In 2017, the UConn field hockey team didn’t lose a single game. A fitting ending for a senior class that was almost perfect in every way.
The senior class of UConn field hockey finished its collegiate careers much the way they started. A celebration on the field and a national championship trophy raised in the air. Between their championship freshman and senior seasons, Charlotte Veitner, Maureen Schott, Karlie Heistand, Casey Umstead and Nina Klein lost only six games and made the Final Four every season.
But more than all the wins or the awards, these Huskies want to be remembered for how they approached their sport.
“Just our attitude, our presence, and that we were good leaders,” Heistand said. “It’s more of the team aspect for us to be able to get the team motivated and just be there together and have a team that plays so well together and cares so much for each other.”
The seniors’ work ethic and commitment to the program also shined during their time at UConn.
“There are just no words to express what a joy it’s been to work with this particular class,” head coach Nancy Stevens said. “ They couldn’t have done much more for the University of Connecticut.”
Every senior had a role on the team. Each one a cog that kept the unstoppable machine that is UConn field hockey rolling.
Even after leading the nation in scoring and becoming the program’s all-time leading scorer, Veitner knows her success would be possible without the teammates beside her.
“If I hadn’t been on a team that was outscoring their opponents by a margin of four goals I wouldn’t have been able to score that much,” Veitner said. “I don’t really have a whole lot of defensive responsibility. I kind of leave that to the rest.”
Klein was the backstop of UConn’s defense, starting all 23 games in goal and recorded a career-high 12 shutouts. Klein redshirted in 2013, sitting behind Sarah Mansfield before taking over the starting role and winning a national championship in 2014.
“I wanted to perform well, but when we won the National Championship it was kind of a shock,” said Klein. “For a freshman goalkeeper to come in behind a four-time All-American, it’s crazy.”
Schott can relate to Klein. The forward redshirted her freshman year before developing into a key role player for the Huskies. She believes the experience was a valuable learning moment.

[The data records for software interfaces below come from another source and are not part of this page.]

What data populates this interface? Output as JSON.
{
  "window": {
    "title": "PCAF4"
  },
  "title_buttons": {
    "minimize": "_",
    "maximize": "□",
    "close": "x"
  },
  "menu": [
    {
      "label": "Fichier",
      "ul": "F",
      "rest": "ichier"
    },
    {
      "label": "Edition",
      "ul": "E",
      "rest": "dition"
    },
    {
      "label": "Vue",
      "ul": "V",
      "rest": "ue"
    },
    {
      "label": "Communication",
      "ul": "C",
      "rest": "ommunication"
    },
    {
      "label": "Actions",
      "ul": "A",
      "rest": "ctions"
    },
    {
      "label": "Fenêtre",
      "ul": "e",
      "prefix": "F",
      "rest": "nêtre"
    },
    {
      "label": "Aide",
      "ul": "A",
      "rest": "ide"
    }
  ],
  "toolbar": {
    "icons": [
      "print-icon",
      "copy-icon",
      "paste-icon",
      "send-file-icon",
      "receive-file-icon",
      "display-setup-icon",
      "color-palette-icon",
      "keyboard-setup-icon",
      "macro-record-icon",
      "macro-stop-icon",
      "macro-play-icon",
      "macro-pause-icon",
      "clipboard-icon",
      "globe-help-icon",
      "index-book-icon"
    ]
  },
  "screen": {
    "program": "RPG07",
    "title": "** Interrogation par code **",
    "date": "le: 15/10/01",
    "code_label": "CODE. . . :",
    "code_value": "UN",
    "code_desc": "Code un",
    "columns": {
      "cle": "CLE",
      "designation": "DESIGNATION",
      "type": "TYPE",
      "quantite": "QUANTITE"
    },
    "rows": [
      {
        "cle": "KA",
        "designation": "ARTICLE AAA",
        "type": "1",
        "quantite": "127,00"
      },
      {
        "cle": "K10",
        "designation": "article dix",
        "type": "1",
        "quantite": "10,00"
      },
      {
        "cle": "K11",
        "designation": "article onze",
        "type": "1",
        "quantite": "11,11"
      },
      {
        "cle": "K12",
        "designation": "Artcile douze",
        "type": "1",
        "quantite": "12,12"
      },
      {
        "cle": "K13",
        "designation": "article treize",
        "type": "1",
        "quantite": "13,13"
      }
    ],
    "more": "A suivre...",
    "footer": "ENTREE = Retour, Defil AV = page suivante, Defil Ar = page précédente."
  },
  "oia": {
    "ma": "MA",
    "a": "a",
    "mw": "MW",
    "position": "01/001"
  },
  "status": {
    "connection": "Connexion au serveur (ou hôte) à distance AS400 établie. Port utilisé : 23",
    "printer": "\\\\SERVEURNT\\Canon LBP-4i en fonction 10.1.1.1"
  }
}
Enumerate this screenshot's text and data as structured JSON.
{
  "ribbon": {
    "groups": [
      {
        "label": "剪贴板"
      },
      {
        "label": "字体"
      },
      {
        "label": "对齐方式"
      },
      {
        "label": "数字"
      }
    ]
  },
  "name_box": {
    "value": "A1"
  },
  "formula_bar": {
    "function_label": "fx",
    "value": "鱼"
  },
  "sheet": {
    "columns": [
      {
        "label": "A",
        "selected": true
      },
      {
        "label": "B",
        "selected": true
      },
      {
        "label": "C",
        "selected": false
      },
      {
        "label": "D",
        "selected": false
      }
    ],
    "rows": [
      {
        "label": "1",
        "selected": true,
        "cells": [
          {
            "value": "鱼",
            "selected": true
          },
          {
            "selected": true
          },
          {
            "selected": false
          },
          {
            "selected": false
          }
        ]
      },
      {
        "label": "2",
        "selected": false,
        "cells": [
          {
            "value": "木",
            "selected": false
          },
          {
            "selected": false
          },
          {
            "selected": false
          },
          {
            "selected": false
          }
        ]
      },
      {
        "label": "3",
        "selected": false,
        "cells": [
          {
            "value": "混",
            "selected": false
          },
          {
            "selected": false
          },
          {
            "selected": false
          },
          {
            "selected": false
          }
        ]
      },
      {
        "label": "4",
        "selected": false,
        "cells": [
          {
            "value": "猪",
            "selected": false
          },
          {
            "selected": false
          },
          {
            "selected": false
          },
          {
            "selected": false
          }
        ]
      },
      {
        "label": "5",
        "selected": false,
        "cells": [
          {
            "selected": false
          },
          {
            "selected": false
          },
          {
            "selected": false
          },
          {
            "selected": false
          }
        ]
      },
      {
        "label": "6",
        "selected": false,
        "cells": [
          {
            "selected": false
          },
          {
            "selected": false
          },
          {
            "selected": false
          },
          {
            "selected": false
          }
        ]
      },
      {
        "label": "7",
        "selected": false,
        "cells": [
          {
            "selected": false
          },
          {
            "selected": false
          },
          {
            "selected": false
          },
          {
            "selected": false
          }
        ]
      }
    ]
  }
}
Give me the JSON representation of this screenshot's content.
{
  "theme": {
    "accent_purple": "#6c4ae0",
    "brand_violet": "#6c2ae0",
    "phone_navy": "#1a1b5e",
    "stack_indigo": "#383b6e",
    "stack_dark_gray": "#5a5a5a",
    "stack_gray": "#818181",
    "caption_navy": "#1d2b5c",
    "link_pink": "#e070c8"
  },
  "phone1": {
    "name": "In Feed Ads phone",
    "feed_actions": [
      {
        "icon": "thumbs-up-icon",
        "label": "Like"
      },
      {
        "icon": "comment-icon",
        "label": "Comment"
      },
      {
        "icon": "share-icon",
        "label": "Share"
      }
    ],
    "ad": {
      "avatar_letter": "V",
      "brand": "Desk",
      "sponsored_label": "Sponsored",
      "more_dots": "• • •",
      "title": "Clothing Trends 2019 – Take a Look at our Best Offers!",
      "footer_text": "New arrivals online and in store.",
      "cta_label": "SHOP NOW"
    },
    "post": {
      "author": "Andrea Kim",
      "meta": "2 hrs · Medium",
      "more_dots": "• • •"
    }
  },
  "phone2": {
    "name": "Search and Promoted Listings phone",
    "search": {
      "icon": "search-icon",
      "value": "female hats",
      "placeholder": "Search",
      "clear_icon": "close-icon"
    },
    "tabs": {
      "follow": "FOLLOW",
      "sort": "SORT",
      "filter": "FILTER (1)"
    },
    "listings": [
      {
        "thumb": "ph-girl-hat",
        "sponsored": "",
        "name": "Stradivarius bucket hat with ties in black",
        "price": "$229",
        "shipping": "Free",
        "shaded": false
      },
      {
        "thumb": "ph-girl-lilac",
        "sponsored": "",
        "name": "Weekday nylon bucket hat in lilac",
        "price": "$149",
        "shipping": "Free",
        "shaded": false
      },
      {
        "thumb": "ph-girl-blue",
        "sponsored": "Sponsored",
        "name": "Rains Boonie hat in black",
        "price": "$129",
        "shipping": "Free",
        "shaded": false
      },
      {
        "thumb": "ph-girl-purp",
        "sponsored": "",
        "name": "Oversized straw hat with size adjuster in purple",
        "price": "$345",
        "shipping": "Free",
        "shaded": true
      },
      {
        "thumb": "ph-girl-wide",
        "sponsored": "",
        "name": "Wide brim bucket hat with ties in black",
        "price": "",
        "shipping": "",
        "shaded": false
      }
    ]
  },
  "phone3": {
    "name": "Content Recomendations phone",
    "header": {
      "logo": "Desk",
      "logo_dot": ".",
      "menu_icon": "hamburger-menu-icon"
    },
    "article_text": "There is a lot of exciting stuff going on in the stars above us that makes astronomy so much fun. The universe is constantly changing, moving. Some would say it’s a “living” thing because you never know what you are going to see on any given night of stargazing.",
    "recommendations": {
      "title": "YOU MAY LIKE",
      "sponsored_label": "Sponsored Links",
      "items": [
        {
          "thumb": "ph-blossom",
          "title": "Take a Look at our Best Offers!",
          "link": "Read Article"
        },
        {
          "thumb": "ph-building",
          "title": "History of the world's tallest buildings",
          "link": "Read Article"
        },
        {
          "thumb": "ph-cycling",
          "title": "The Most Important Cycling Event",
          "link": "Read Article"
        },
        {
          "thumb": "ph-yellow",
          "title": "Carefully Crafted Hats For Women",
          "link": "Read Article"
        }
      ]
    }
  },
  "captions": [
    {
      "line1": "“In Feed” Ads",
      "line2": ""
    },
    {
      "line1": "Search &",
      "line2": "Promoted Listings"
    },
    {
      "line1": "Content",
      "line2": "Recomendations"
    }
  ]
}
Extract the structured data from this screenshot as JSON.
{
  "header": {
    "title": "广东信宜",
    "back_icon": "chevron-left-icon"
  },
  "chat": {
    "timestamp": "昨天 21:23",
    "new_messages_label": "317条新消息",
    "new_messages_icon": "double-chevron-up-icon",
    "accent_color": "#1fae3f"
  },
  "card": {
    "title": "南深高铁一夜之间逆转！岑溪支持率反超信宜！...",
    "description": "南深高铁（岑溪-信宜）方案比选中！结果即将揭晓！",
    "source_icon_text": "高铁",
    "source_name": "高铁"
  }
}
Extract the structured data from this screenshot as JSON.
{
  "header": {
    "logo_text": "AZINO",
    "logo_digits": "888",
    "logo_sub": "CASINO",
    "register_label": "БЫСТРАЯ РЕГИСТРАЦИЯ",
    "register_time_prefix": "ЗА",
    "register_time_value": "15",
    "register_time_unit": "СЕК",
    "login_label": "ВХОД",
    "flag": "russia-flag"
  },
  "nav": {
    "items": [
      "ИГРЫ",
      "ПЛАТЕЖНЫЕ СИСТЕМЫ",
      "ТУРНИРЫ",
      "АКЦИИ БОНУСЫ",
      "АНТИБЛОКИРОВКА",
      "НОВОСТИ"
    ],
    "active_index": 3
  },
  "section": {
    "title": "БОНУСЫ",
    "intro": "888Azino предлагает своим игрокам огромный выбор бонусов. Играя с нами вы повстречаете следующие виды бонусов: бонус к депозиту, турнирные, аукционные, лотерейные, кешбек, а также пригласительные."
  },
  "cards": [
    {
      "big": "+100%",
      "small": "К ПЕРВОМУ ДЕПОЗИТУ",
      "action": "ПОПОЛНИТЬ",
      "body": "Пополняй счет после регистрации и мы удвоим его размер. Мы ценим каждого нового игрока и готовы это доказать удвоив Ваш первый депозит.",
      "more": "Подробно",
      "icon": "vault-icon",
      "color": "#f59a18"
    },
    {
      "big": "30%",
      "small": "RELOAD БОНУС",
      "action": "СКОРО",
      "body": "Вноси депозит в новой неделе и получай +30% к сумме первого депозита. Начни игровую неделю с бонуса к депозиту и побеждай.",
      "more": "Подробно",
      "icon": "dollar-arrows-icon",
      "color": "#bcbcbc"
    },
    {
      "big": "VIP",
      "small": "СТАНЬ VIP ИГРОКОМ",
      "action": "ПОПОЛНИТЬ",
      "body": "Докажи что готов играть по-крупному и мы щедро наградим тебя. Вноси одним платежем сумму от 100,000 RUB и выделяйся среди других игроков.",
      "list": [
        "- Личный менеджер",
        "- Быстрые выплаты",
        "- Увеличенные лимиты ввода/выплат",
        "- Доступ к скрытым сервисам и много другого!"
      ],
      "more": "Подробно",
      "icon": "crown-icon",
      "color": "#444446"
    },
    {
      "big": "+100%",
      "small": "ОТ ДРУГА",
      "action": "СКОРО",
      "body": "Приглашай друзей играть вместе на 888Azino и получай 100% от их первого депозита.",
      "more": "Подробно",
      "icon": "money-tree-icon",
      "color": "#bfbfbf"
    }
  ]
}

“When you got to UConn you had to earn you spot on the field. I think what I’ve learned freshman to senior year is that nothing is given, it’s earned,” Schott said. “I think that’s an important lesson because two championships are earned, not given.”
Despite all coming from different backgrounds, after spending the four years together, Umstead said the group is close enough they could talk on the field without words being exchanged.
“We know how each other are going to play or where they’re looking for you to be on the field when you have the ball,” Umstead said.
Even though the seniors are going their separate ways, it’s clear that the long bus rides and hours spent on the field have created an inseparable bond between the group.
“These are girls that are going to potentially be at my wedding,” Klein said.
“We are a family,” Heistand said. “I will keep in touch with them all the time.”
Next season, the Huskies will try to stomach the loss of their seniors by leaning on budding stars like Barabra Van Der Hoogen, Svea Boker and Margot Van Hecking Colenbrander. While they all showed flashes of greatness at various points, filling the shoes of one of the most decorated classes in program history is a mighty tall order and it is no guarantee UConn is back in the final four for a sixth straight season. However, they do have one massive advantage. They were able to learn from some of the best the sports has to offer.
“I think young players and high schoolers need role models to look up to and I think this senior class…,” Stevens said with a slight pause.
“Well, who could be better?”
Bryan Lambert is a staff writer for The Daily Campus. He can be reached via email at email@example.com.